The latest exhibition at Iziko National Gallery is titled Ink, Paper, Politics: The Agency of Print as Social Critique and run from the 18 November to the 10 February 2015.
The exhibition explores the the graphic and serial nature of printmaking which has, over the course of its complex evolution as a medium of art production, regularly lent itself to radical social and political commentary. The exhibition brings together a diverse cross-section of etchings, relief prints, lithographs and screen-prints from the South African National Gallery’s permanent gallery.
Whether reportorial, satirical or more reflective in nature, all bear critical witness to the social and political conditions of the artist’s experience. Historical prints by Francisco de Goya, Georges Rouault and Käthe Kollwitz are presented in dialogue with the more recent social commentators – including works by artists such as Gavin Jantjes, Tommy Motswai, Nhlanhla Ben Nsusha and Diane Victor.
It is no coincidence that the vocabulary of printmaking techniques – the “acid” and “bite” in an etching, the “cut” in a woodblock – is also the language of attack.
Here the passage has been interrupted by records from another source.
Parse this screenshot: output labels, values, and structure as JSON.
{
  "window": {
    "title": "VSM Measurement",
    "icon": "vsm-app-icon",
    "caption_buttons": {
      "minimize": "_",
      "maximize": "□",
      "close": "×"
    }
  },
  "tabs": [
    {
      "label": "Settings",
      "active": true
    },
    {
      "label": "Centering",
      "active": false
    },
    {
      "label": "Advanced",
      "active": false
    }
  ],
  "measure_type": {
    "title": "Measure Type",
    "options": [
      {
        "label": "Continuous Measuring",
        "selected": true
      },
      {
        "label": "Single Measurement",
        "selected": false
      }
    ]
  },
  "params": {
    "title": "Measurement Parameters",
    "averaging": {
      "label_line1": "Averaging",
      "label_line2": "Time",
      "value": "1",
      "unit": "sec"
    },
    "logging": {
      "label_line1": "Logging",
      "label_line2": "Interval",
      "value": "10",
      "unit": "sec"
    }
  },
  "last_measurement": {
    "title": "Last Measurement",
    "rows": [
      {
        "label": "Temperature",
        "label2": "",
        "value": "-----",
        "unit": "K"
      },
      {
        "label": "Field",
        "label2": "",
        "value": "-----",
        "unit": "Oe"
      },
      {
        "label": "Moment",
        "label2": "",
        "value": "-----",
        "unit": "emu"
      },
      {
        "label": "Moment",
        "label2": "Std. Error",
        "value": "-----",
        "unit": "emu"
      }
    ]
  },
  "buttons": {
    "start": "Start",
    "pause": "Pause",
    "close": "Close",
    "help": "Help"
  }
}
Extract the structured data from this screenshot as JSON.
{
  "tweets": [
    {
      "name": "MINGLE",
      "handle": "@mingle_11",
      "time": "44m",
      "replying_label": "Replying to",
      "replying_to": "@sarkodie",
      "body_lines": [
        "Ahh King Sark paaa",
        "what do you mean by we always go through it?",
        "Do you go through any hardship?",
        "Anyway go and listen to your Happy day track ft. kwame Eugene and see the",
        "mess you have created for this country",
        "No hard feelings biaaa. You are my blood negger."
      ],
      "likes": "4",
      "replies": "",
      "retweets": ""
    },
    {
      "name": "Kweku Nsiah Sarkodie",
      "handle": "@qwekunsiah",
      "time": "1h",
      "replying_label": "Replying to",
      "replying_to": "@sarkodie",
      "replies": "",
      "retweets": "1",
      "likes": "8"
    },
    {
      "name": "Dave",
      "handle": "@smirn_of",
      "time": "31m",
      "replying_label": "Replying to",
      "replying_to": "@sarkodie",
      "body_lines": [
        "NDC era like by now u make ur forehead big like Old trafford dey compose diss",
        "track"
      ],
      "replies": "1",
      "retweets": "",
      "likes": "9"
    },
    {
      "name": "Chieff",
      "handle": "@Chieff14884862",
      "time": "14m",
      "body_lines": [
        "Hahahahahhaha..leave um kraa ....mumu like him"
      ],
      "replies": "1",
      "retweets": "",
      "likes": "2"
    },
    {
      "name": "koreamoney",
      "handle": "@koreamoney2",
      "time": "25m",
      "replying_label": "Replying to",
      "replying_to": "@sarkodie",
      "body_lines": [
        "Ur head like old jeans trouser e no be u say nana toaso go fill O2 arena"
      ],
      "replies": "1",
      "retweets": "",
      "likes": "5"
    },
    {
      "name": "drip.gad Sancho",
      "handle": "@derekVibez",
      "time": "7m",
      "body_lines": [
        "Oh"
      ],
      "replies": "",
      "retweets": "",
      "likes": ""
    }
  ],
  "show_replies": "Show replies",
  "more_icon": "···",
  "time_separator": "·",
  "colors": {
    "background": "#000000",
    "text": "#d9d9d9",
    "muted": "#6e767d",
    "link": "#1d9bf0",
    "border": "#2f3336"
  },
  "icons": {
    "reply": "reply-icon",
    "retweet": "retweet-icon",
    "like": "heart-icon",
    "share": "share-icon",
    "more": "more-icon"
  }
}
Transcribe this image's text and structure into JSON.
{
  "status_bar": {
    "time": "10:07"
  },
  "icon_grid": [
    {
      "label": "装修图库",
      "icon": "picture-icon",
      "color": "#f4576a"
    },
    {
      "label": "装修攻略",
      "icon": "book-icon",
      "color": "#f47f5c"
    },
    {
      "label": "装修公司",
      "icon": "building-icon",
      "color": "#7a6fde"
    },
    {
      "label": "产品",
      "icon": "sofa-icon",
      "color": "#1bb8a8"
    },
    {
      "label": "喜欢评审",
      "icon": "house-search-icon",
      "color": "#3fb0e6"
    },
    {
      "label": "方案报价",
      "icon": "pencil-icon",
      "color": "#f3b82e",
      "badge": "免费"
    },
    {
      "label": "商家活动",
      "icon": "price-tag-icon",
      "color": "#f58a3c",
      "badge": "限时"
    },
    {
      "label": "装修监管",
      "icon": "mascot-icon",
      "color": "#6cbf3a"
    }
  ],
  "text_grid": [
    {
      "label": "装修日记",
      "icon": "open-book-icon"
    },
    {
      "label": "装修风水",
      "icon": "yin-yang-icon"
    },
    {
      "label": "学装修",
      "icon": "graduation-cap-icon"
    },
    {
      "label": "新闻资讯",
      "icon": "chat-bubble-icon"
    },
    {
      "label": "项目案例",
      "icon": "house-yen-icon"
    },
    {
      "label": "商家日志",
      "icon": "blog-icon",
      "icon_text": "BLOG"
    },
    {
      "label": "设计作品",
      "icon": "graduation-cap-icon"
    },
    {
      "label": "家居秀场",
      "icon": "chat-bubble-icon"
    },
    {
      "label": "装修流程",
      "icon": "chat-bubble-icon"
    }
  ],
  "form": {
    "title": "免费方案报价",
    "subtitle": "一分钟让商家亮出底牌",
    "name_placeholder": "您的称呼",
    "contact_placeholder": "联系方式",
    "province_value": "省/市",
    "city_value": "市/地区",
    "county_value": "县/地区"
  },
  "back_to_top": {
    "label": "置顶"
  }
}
Ralph Shikes, in The Indignant Eye, 1976
Images courtesy of Iziko South African National Gallery / presented by the Friends of the South African National Gallery